WHAT IS REQUIRED | Copy the data word for word, keeping every line.

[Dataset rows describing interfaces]
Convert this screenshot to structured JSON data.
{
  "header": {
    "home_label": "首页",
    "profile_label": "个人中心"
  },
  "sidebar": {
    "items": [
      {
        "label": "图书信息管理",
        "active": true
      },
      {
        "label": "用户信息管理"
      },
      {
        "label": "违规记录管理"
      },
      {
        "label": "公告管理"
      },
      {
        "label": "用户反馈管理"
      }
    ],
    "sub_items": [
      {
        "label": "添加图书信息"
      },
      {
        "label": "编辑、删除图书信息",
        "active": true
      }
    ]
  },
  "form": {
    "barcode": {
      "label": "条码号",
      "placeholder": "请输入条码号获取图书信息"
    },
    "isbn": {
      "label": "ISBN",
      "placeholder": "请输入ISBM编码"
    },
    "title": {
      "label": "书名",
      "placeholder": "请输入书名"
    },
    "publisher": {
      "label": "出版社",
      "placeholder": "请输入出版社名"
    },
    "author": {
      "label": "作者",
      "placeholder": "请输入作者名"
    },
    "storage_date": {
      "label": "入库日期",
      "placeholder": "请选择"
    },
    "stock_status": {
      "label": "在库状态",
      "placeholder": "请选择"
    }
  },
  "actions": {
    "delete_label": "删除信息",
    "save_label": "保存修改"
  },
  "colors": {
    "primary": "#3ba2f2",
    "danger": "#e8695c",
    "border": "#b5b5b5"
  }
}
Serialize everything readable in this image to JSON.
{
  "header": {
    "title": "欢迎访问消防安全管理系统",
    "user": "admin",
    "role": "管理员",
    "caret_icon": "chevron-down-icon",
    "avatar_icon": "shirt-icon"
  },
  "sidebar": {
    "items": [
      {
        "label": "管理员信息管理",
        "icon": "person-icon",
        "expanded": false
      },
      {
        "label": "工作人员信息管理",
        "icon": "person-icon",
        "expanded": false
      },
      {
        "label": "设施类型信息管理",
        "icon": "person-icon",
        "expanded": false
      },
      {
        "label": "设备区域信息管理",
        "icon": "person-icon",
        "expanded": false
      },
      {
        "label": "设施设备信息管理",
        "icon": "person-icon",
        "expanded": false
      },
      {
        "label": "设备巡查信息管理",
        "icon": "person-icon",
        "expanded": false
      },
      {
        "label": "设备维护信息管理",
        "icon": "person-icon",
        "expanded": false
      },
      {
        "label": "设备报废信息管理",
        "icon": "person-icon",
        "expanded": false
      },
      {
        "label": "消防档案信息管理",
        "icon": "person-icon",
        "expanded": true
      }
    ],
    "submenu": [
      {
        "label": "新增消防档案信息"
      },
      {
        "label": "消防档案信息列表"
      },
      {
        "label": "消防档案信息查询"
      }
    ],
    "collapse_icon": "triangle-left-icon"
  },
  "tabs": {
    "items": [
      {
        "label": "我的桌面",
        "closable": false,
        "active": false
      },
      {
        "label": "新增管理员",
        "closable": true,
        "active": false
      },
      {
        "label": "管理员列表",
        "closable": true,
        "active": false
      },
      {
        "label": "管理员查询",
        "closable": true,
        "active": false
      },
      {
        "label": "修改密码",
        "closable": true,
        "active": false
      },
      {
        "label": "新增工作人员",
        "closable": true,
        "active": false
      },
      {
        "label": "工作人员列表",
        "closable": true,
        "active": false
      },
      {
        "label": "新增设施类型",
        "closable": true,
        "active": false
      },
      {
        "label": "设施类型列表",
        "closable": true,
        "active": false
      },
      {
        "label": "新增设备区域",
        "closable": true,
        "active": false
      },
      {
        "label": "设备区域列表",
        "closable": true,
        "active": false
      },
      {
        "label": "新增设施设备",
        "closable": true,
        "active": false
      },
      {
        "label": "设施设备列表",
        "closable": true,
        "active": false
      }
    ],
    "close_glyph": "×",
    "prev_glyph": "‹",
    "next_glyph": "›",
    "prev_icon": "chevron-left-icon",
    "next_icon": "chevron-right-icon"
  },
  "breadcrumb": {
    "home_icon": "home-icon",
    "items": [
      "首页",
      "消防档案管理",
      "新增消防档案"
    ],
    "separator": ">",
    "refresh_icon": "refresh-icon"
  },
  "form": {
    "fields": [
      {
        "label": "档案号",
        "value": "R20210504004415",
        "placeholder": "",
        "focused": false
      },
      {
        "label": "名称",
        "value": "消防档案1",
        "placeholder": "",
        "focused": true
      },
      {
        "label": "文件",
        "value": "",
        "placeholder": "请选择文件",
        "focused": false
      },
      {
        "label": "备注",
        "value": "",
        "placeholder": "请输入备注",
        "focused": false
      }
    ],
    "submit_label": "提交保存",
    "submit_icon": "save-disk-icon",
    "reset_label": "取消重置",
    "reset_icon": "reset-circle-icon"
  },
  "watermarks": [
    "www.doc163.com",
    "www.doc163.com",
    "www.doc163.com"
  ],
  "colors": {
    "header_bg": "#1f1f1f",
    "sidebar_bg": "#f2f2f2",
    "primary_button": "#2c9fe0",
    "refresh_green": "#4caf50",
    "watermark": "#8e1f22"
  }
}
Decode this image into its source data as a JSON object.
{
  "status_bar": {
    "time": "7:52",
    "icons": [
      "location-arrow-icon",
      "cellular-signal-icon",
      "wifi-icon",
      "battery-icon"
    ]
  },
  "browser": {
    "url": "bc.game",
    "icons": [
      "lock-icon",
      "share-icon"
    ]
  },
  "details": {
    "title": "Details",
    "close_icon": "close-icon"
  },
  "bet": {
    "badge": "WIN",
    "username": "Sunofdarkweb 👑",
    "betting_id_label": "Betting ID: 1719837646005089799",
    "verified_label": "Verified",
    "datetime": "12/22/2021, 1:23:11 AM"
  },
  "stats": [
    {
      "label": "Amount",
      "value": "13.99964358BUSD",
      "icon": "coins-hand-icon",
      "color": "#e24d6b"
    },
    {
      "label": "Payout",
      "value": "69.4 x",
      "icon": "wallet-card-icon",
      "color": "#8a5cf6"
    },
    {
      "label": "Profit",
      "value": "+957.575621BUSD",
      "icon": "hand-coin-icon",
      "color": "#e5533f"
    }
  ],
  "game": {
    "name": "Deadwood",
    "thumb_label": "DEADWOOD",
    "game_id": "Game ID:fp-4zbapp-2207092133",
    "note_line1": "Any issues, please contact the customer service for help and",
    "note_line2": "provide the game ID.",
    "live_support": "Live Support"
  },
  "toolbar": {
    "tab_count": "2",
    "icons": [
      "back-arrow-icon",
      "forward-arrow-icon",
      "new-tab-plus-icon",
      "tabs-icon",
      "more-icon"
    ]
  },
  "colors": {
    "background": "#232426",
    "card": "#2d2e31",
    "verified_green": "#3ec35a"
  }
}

RESULT FOR THIS EXERCISE |
Convert this screenshot to structured JSON data.
{
  "header": {
    "home_label": "首页",
    "profile_label": "个人中心"
  },
  "sidebar": {
    "items": [
      {
        "label": "图书信息管理",
        "active": true
      },
      {
        "label": "用户信息管理"
      },
      {
        "label": "违规记录管理"
      },
      {
        "label": "公告管理"
      },
      {
        "label": "用户反馈管理"
      }
    ],
    "sub_items": [
      {
        "label": "添加图书信息"
      },
      {
        "label": "编辑、删除图书信息",
        "active": true
      }
    ]
  },
  "form": {
    "barcode": {
      "label": "条码号",
      "placeholder": "请输入条码号获取图书信息"
    },
    "isbn": {
      "label": "ISBN",
      "placeholder": "请输入ISBM编码"
    },
    "title": {
      "label": "书名",
      "placeholder": "请输入书名"
    },
    "publisher": {
      "label": "出版社",
      "placeholder": "请输入出版社名"
    },
    "author": {
      "label": "作者",
      "placeholder": "请输入作者名"
    },
    "storage_date": {
      "label": "入库日期",
      "placeholder": "请选择"
    },
    "stock_status": {
      "label": "在库状态",
      "placeholder": "请选择"
    }
  },
  "actions": {
    "delete_label": "删除信息",
    "save_label": "保存修改"
  },
  "colors": {
    "primary": "#3ba2f2",
    "danger": "#e8695c",
    "border": "#b5b5b5"
  }
}
Serialize everything readable in this image to JSON.
{
  "header": {
    "title": "欢迎访问消防安全管理系统",
    "user": "admin",
    "role": "管理员",
    "caret_icon": "chevron-down-icon",
    "avatar_icon": "shirt-icon"
  },
  "sidebar": {
    "items": [
      {
        "label": "管理员信息管理",
        "icon": "person-icon",
        "expanded": false
      },
      {
        "label": "工作人员信息管理",
        "icon": "person-icon",
        "expanded": false
      },
      {
        "label": "设施类型信息管理",
        "icon": "person-icon",
        "expanded": false
      },
      {
        "label": "设备区域信息管理",
        "icon": "person-icon",
        "expanded": false
      },
      {
        "label": "设施设备信息管理",
        "icon": "person-icon",
        "expanded": false
      },
      {
        "label": "设备巡查信息管理",
        "icon": "person-icon",
        "expanded": false
      },
      {
        "label": "设备维护信息管理",
        "icon": "person-icon",
        "expanded": false
      },
      {
        "label": "设备报废信息管理",
        "icon": "person-icon",
        "expanded": false
      },
      {
        "label": "消防档案信息管理",
        "icon": "person-icon",
        "expanded": true
      }
    ],
    "submenu": [
      {
        "label": "新增消防档案信息"
      },
      {
        "label": "消防档案信息列表"
      },
      {
        "label": "消防档案信息查询"
      }
    ],
    "collapse_icon": "triangle-left-icon"
  },
  "tabs": {
    "items": [
      {
        "label": "我的桌面",
        "closable": false,
        "active": false
      },
      {
        "label": "新增管理员",
        "closable": true,
        "active": false
      },
      {
        "label": "管理员列表",
        "closable": true,
        "active": false
      },
      {
        "label": "管理员查询",
        "closable": true,
        "active": false
      },
      {
        "label": "修改密码",
        "closable": true,
        "active": false
      },
      {
        "label": "新增工作人员",
        "closable": true,
        "active": false
      },
      {
        "label": "工作人员列表",
        "closable": true,
        "active": false
      },
      {
        "label": "新增设施类型",
        "closable": true,
        "active": false
      },
      {
        "label": "设施类型列表",
        "closable": true,
        "active": false
      },
      {
        "label": "新增设备区域",
        "closable": true,
        "active": false
      },
      {
        "label": "设备区域列表",
        "closable": true,
        "active": false
      },
      {
        "label": "新增设施设备",
        "closable": true,
        "active": false
      },
      {
        "label": "设施设备列表",
        "closable": true,
        "active": false
      }
    ],
    "close_glyph": "×",
    "prev_glyph": "‹",
    "next_glyph": "›",
    "prev_icon": "chevron-left-icon",
    "next_icon": "chevron-right-icon"
  },
  "breadcrumb": {
    "home_icon": "home-icon",
    "items": [
      "首页",
      "消防档案管理",
      "新增消防档案"
    ],
    "separator": ">",
    "refresh_icon": "refresh-icon"
  },
  "form": {
    "fields": [
      {
        "label": "档案号",
        "value": "R20210504004415",
        "placeholder": "",
        "focused": false
      },
      {
        "label": "名称",
        "value": "消防档案1",
        "placeholder": "",
        "focused": true
      },
      {
        "label": "文件",
        "value": "",
        "placeholder": "请选择文件",
        "focused": false
      },
      {
        "label": "备注",
        "value": "",
        "placeholder": "请输入备注",
        "focused": false
      }
    ],
    "submit_label": "提交保存",
    "submit_icon": "save-disk-icon",
    "reset_label": "取消重置",
    "reset_icon": "reset-circle-icon"
  },
  "watermarks": [
    "www.doc163.com",
    "www.doc163.com",
    "www.doc163.com"
  ],
  "colors": {
    "header_bg": "#1f1f1f",
    "sidebar_bg": "#f2f2f2",
    "primary_button": "#2c9fe0",
    "refresh_green": "#4caf50",
    "watermark": "#8e1f22"
  }
}
Decode this image into its source data as a JSON object.
{
  "status_bar": {
    "time": "7:52",
    "icons": [
      "location-arrow-icon",
      "cellular-signal-icon",
      "wifi-icon",
      "battery-icon"
    ]
  },
  "browser": {
    "url": "bc.game",
    "icons": [
      "lock-icon",
      "share-icon"
    ]
  },
  "details": {
    "title": "Details",
    "close_icon": "close-icon"
  },
  "bet": {
    "badge": "WIN",
    "username": "Sunofdarkweb 👑",
    "betting_id_label": "Betting ID: 1719837646005089799",
    "verified_label": "Verified",
    "datetime": "12/22/2021, 1:23:11 AM"
  },
  "stats": [
    {
      "label": "Amount",
      "value": "13.99964358BUSD",
      "icon": "coins-hand-icon",
      "color": "#e24d6b"
    },
    {
      "label": "Payout",
      "value": "69.4 x",
      "icon": "wallet-card-icon",
      "color": "#8a5cf6"
    },
    {
      "label": "Profit",
      "value": "+957.575621BUSD",
      "icon": "hand-coin-icon",
      "color": "#e5533f"
    }
  ],
  "game": {
    "name": "Deadwood",
    "thumb_label": "DEADWOOD",
    "game_id": "Game ID:fp-4zbapp-2207092133",
    "note_line1": "Any issues, please contact the customer service for help and",
    "note_line2": "provide the game ID.",
    "live_support": "Live Support"
  },
  "toolbar": {
    "tab_count": "2",
    "icons": [
      "back-arrow-icon",
      "forward-arrow-icon",
      "new-tab-plus-icon",
      "tabs-icon",
      "more-icon"
    ]
  },
  "colors": {
    "background": "#232426",
    "card": "#2d2e31",
    "verified_green": "#3ec35a"
  }
}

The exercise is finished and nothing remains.